Russell’s (1980) model suggests valence and activation are independent, bipolar dimensions. Independent means valence and activation are uncorrelated. Bipolar means that opposite emotions terms represent each of the opposite poles for valence and activation. For example, in Figure 5 above, happy and sad are displayed at opposite poles of the pleasantness dimension. As shown in Figure 6 below in the orange circles, tense and sleepy are displayed at opposing ends of the activation dimension. Thus, a person cannot be tense and sleepy at the same time. Finally, according to this model mixed emotions are similar in subjective feelings. Thus, a mixed emotion cannot be comprised of feelings that differ drastically in valence or arousal – such as happiness and sadness. In the figure below, mixed emotional experiences would be those emotions located next to each other in the same quadrant.
A More Detailed Version of Russell’s (1980) Circumplex Model

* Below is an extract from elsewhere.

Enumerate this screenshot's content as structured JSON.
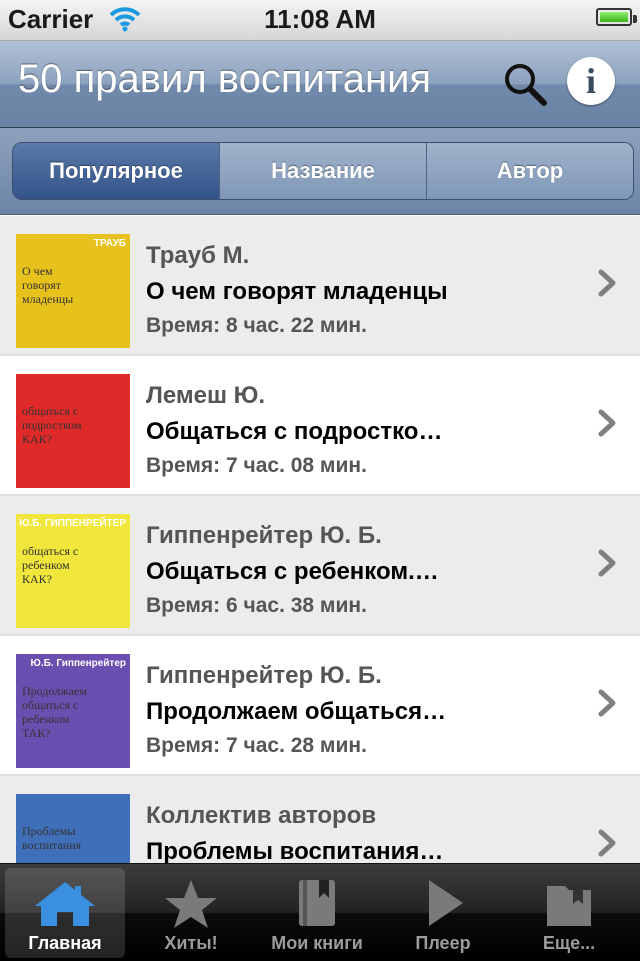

Russell and colleagues (Russell, 1980; Russell & Barrett, 1999) differentiate between core affect and prototypical emotion episodes (PEE). Core affect represents our most basic feeling at any point in time. Core affect includes prolonged objectless moods AND specific emotion episodes. There is always a cause to core affect. Sometimes people are aware of the cause, as in emotion episodes, but often people are unaware of the causes, such as when changes in the environment or our physical bodies cause a change in our mood. Core affect is always present and can include feelings of neutrality, although most of core affect describes people’s general level of unpleasantness/pleasantness and arousal. Prototypical emotion episodes (PEE) are emotions caused by a specific eliciting event – what we defined earlier as an emotion. Russell and Barrett (1999) state that PEE include the following components:

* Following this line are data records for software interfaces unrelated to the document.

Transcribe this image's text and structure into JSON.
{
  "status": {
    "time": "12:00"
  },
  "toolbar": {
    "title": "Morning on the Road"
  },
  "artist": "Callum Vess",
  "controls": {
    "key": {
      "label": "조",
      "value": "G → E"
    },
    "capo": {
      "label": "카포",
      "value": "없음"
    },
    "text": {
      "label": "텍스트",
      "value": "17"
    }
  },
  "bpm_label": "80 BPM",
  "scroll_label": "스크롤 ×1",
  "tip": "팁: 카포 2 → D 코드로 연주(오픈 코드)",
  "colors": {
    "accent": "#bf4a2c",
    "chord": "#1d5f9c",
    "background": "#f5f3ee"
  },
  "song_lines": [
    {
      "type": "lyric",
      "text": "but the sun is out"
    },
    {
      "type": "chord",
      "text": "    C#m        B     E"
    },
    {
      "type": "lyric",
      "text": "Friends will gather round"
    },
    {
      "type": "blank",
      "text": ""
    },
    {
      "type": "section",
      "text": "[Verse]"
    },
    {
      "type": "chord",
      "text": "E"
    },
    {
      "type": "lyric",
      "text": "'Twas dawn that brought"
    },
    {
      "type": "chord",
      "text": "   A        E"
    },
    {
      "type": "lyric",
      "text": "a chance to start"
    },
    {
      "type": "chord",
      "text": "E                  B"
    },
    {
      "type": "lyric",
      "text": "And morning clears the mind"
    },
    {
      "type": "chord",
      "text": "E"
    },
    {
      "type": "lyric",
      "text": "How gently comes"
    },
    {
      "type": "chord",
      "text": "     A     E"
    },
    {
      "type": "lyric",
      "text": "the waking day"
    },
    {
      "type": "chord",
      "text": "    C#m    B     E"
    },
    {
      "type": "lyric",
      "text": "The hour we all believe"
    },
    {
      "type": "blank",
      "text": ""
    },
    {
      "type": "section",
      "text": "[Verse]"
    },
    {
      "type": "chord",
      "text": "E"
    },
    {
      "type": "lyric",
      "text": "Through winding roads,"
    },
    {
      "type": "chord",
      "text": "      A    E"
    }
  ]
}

- Core Affect
- Behavior changes
- Cognitive Appraisal
- Subjective Feelings
- Physiological changes, including all bodily, chemical, and brain changes
- A clear, short time period during which the PEE occurs
Russell and Barrett further explain that all emotion episodes start when an event causes a change in core affect, but appraisals, behaviors, and physiological changes have not occurred. Once the individual appraises and identifies the eliciting event and exhibits behavior and physiological changes, the prototypical emotion episode has begun. So, if we are feeling down but do not know why – that would represent core affect. If we eventually determine that we feel down because we miss our family, this would represent a PEE because we can now know the cause of our core affect and can consciously identify the emotion as sadness. In Russell’s circumplex model, the small emotion terms in the inner circle represent core affect, whereas the emotion terms on the circle represent PEEs.